Traditional contact centres, with their inflexible telephony platforms and lengthy upgrade cycles, make it much harder to enable effective digital-driven customer engagement. And legacy systems often prove a barrier when it comes to rapidly designing, prototyping and deploying the channels and technology you need to improve your customer experience.
That’s why a growing number of organisations are starting to take advantage of what Forrester calls the ‘Programmable Contact Centre’, and specifically how its application can help contact centres be more agile. What’s particularly important here is how development teams need to look beyond technology such as APIs and low-code platforms, and also start to factor in essential design and UX issues if they are to stay agile and drive continuous customer experience improvements.
During a cloud transformation, it makes more sense to be courageous rather than conservative.
What’s clear for contact centres is that true digital transformation will increasingly require a much tighter relation between operations and IT – particularly if CX teams are to remain agile and adaptable and if the customer journey is to improve iteratively. For example, when we’re looking to build a virtual agent, we develop a simple version of the bot that does the job sufficiently. We then direct a small amount of traffic to it, watch the results and refine it accordingly. If a new feature doesn’t work in practice, we abandon it early and pivot, avoiding wasted resources. If the initial results are promising, we keep improving, testing and adjusting.
For this it’s necessary for stakeholders to be prepared to green-light rapid innovation, or delegate approval to someone closer to the project. A slow or overly cautious approval process can negate the cloud’s agile benefits of speed, scale and flexibility.
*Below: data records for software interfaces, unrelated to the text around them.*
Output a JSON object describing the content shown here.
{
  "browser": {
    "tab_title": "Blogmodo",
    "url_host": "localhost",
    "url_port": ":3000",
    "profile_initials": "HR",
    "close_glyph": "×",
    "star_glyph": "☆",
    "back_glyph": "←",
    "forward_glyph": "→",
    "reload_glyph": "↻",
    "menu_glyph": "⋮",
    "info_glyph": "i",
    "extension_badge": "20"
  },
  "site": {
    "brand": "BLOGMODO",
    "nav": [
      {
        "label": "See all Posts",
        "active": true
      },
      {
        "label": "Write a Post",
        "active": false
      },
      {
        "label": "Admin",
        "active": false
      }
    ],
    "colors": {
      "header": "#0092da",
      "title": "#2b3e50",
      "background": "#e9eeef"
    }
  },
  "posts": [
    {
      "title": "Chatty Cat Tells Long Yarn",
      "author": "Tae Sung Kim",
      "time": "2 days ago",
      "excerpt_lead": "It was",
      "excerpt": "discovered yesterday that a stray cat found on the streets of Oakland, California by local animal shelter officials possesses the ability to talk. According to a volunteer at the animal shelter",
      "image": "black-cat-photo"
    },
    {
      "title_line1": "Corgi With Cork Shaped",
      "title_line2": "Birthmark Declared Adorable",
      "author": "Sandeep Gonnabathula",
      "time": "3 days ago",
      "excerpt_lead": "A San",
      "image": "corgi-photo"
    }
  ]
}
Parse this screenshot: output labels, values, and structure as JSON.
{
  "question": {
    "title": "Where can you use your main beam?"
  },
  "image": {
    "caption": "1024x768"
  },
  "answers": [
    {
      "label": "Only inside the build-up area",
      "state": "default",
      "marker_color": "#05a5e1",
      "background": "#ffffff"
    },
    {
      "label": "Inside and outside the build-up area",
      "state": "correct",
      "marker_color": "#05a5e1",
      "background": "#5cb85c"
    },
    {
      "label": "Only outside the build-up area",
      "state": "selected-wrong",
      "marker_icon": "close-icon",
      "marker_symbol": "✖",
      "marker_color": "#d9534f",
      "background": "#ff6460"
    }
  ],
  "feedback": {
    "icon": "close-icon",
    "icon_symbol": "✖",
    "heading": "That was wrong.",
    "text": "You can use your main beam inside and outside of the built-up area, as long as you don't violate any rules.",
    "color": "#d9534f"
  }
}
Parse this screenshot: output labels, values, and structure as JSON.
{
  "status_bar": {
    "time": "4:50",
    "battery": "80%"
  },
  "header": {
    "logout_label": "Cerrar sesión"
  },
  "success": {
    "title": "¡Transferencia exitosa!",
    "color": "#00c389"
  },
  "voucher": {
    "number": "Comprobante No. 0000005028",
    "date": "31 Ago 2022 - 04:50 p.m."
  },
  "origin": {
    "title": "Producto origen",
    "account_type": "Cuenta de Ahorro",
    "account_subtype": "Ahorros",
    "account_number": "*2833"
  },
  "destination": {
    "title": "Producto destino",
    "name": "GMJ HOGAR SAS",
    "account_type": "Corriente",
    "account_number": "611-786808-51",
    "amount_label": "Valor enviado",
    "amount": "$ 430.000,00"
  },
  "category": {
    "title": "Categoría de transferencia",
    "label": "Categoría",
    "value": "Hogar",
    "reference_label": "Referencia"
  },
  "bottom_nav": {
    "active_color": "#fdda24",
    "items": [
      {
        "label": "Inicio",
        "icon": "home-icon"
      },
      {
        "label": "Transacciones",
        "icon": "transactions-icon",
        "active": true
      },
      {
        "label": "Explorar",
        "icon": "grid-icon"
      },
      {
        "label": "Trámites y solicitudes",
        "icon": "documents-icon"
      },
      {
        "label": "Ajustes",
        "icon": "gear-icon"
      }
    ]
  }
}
It’s important to remember that trial and error are allowed, providing the process remains focused on building features that matter – and avoiding unnecessary bloat, wasted development effort and cost.
Adopting an agile model
Following an agile, programmable contact centre approach will lead to a contact centre that’s designed to keep adapting and improving as new opportunities and new channels emerge – or as customer demand shifts.
For loveholidays, one of the UK’s fastest-growing online travel agencies, the requirement to deploy a configurable cloud-based contact centre was in direct response to exceptional levels of customer demand during the initial COVID-19 lockdown. Interaction volumes scaled dramatically, with customers seeking re-assurance about their holidays and travel restrictions. The company estimated that they eventually supported the equivalent of around 12 years of contact centre work over a busy four-month period. Thanks to the flexibility of their customisable contact platform they were able to prioritise urgent inbound interactions, while also adapting the platform as frequently as required to make sure that customers were getting the right experience.
Another organisation that has successfully adopted an agile model and taken advantage of the latest programmable contact centre approach is Allianz Direct. The company’s recent contact centre transformation initiative has just been recognised as the ‘Most Effective Business Transformation Programme in Customer Service by the judges for the European Contact Centre and Customer Service Awards.
Allianz Direct is focused on building the future of European insurance, and its CEO describes the business as ‘a technology company with an insurance licence’. Having deployed a disruptive CX solution drawing on technology from organisations such as Twilio, Amazon Web Services and Azure, the Alliance Direct team has worked to ensure it can now deliver contact centre innovation at a revolutionary pace.
Stuart Dorman is Chief Innovation Officer at customer contact technology specialist Sabio. Stuart is a recognised thought leader in the contact centre industry, regularly producing thought provoking white papers, speaking at industry events and judging top industry awards in Europe.